* [EXERCISE OBJECTIVE] Make an exact copy of all the entries, but do not reproduce the pictures.

* [INFORMATION SUPPLIED]

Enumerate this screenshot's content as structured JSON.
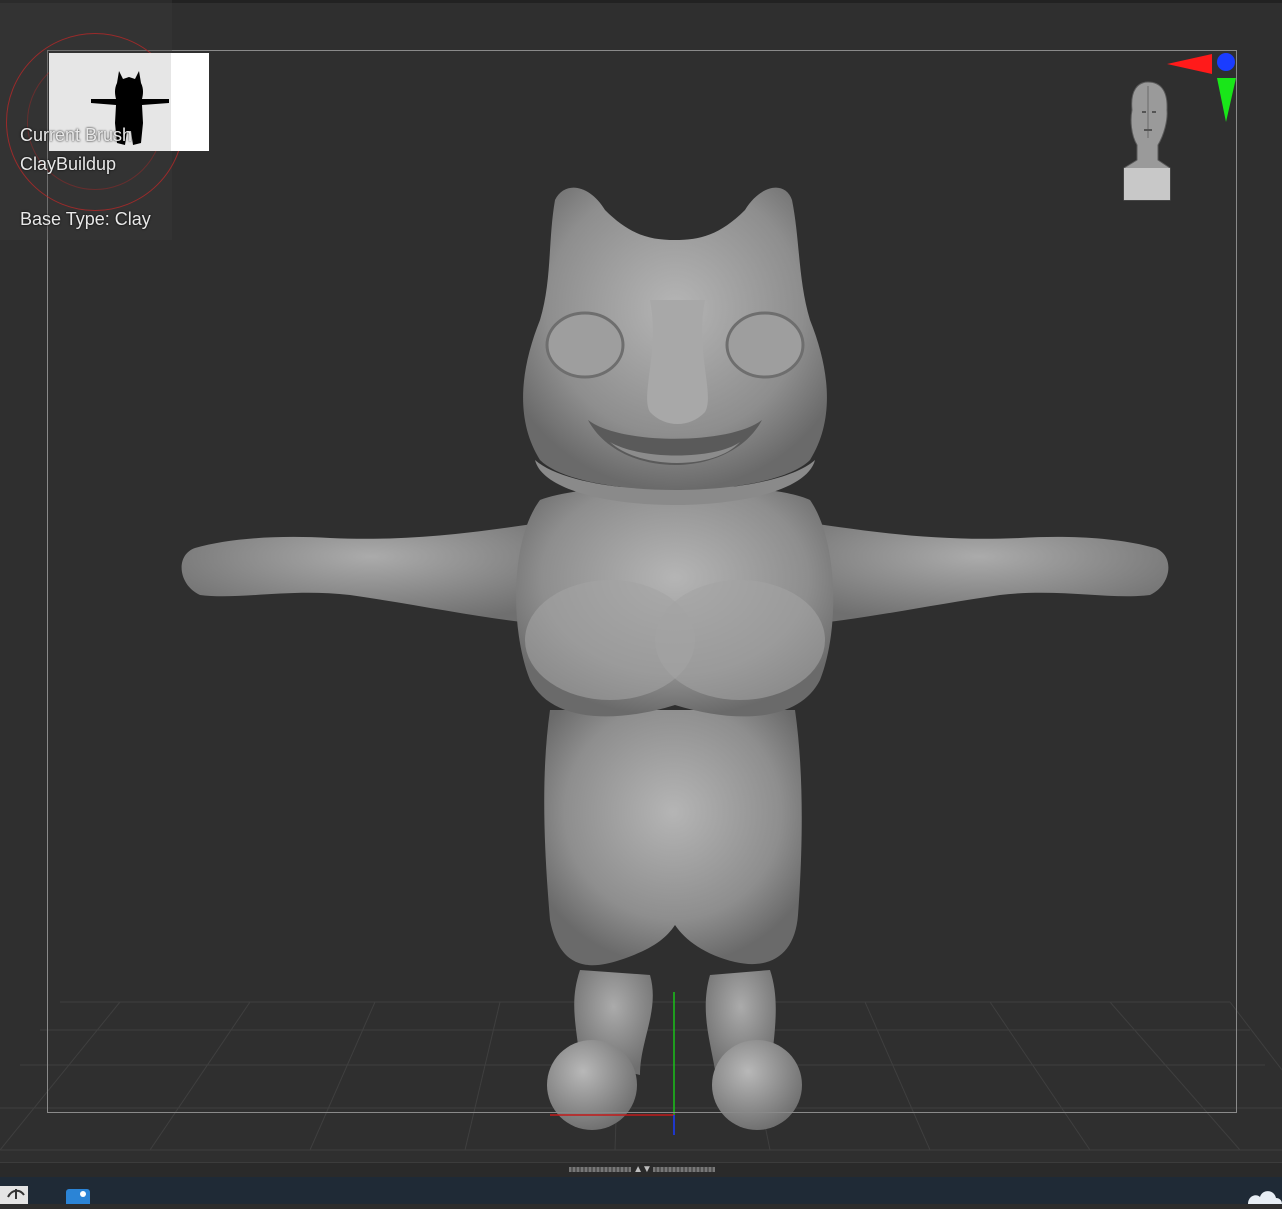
{
  "brush": {
    "title": "Current Brush",
    "name": "ClayBuildup",
    "base_type": "Base Type: Clay"
  },
  "icons": {
    "gizmo": "axis-gizmo-icon",
    "head": "head-orientation-icon",
    "splitter": "splitter-arrows-icon",
    "taskbar_app_1": "app-icon",
    "taskbar_app_2": "image-app-icon",
    "tray": "cloud-icon"
  },
  "colors": {
    "viewport_bg": "#2f2f2f",
    "model_gray": "#9a9a9a",
    "axis_x": "#ff1a1a",
    "axis_y": "#19e619",
    "axis_z": "#1a3cff",
    "taskbar": "#1f2a36"
  }
}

* [FINISHED TASK]
Enumerate this screenshot's content as structured JSON.
{
  "brush": {
    "title": "Current Brush",
    "name": "ClayBuildup",
    "base_type": "Base Type: Clay"
  },
  "icons": {
    "gizmo": "axis-gizmo-icon",
    "head": "head-orientation-icon",
    "splitter": "splitter-arrows-icon",
    "taskbar_app_1": "app-icon",
    "taskbar_app_2": "image-app-icon",
    "tray": "cloud-icon"
  },
  "colors": {
    "viewport_bg": "#2f2f2f",
    "model_gray": "#9a9a9a",
    "axis_x": "#ff1a1a",
    "axis_y": "#19e619",
    "axis_z": "#1a3cff",
    "taskbar": "#1f2a36"
  }
}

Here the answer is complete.